From: Liang, Kan
Date: Mon Oct 29 2018 - 09:46:23 EST

On 10/28/2018 12:41 AM, David Miller wrote:

If I understand the commit message for:

commit 8cc42de736b617827a4e7664fb8d7a325bc125bc
Author: Kan Liang <kan.liang@xxxxxxxxx>
Date: Thu Jan 18 13:26:32 2018 -0800

perf top: Check the latency of perf_top__mmap_read()

properly, the problem is that a malicious or out of control
app can be doing endless mmaps causing perf to loop forever
processing the /proc/$PID/maps file.

NO, the perf_top__mmap_read() is used to read and process all available samples on each ringbuffer. It will be called repeatedly until perf top exit.

If it is a fully loaded system, the processing time of the function will be very long. Even much longer than refresh time for display thread. If so, it means that only stale data can be shown, or even worse, nothing can be shown.
For example, in the Knights Landing/Mill platform, the processing time could be tens of minutes if there is a heavy load (kernel building).
Because for the Knights Landing/Mill platform, the CPU# is big (> 200), but the computational capabilities for each core is weak (Atom core).
There is nothing shown on the screen during this period.
That's why we add a warning here to give user a hint.

If it's annoying for your case, I think you encountered the similar problem. You may want to follow the hint, and have the latest data refreshed. On the other hand, I agree that we need a more decent way to deliver the hint.


But that is not what this commit is handling at all.

It is instead applying a large hammer which quits if it is taking a
long time to process the maps, not if the process's mmap list is
growing endlessly while we process it.

This triggers any time I run perf top on a fully loaded system making
perf less useful than it should be.

And it triggers simply because the perf synthesize threads have to
share the cpu with the workload already running.

So it takes more than half a second to process emacs's 527 maps when
the number of running processes is ~NCPUS? Big deal. We should let
it finish....

The tradeoff choosen here is really bad.

Guess what happens if you don't have maps for a given process?

What happens is that for every single sample we get within that range,
we get a completely unique histogram entry.

This means potentially millions and millions of histogram entries
where there should only be a few hundred.

This makes the histogram rbtree huge, and slow to process.

So not only is top unable to provide correct histogram output, it is
also running sluggishly.

A way to mitigate the actual problem would be to snapshot the maps
file into a large buffer, if possible. We can get the full contents
faster than the process in question can make more maps. At most we
will do one additional read at the end if they were able to sneak in
one new mmap during the initial read.

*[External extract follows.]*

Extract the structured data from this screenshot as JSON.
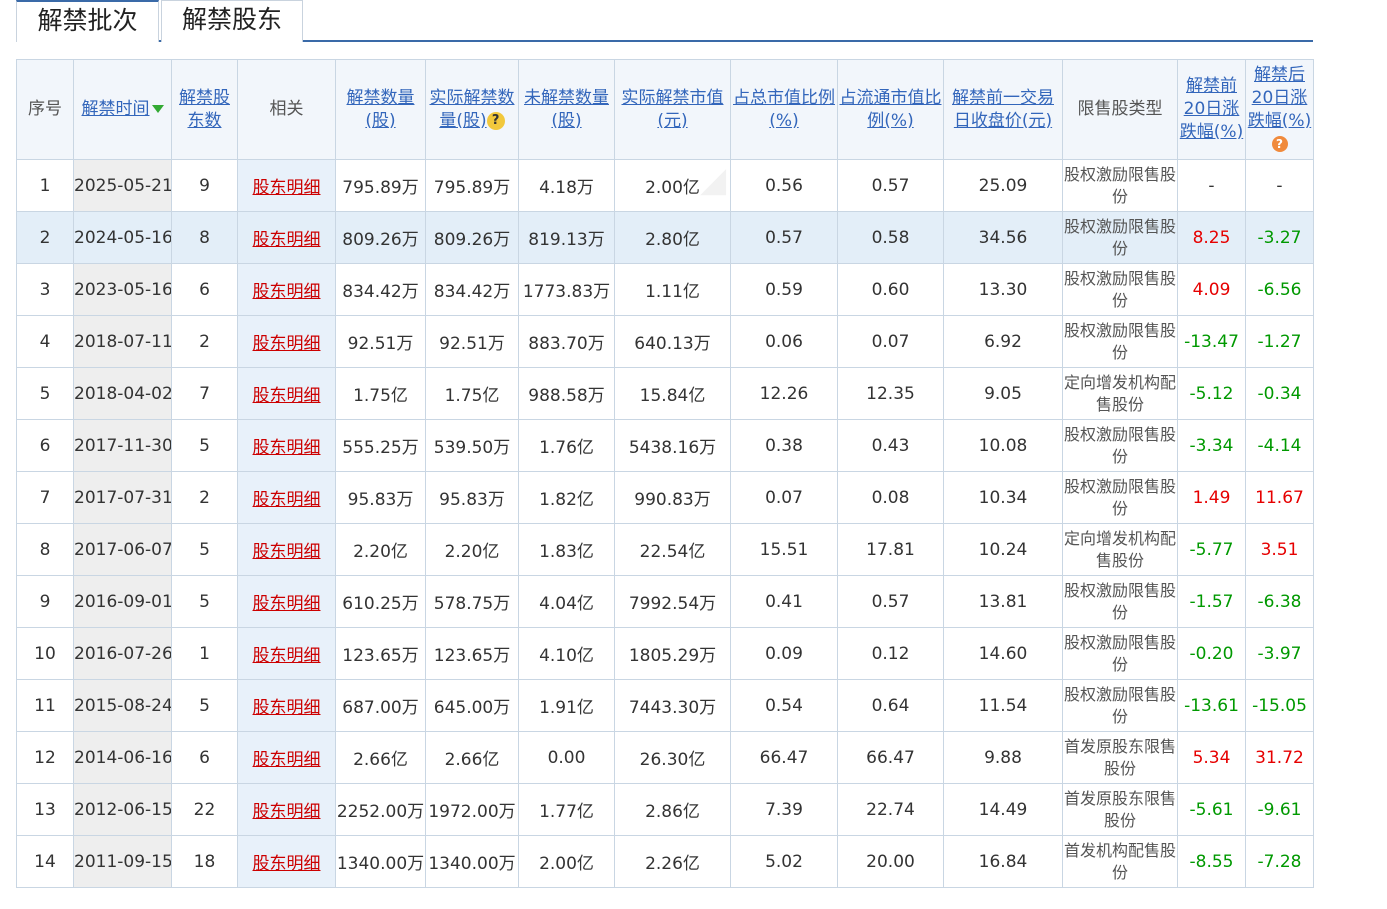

No timeout necessary. We have the complete maps file, our processing
time is therefore bounded.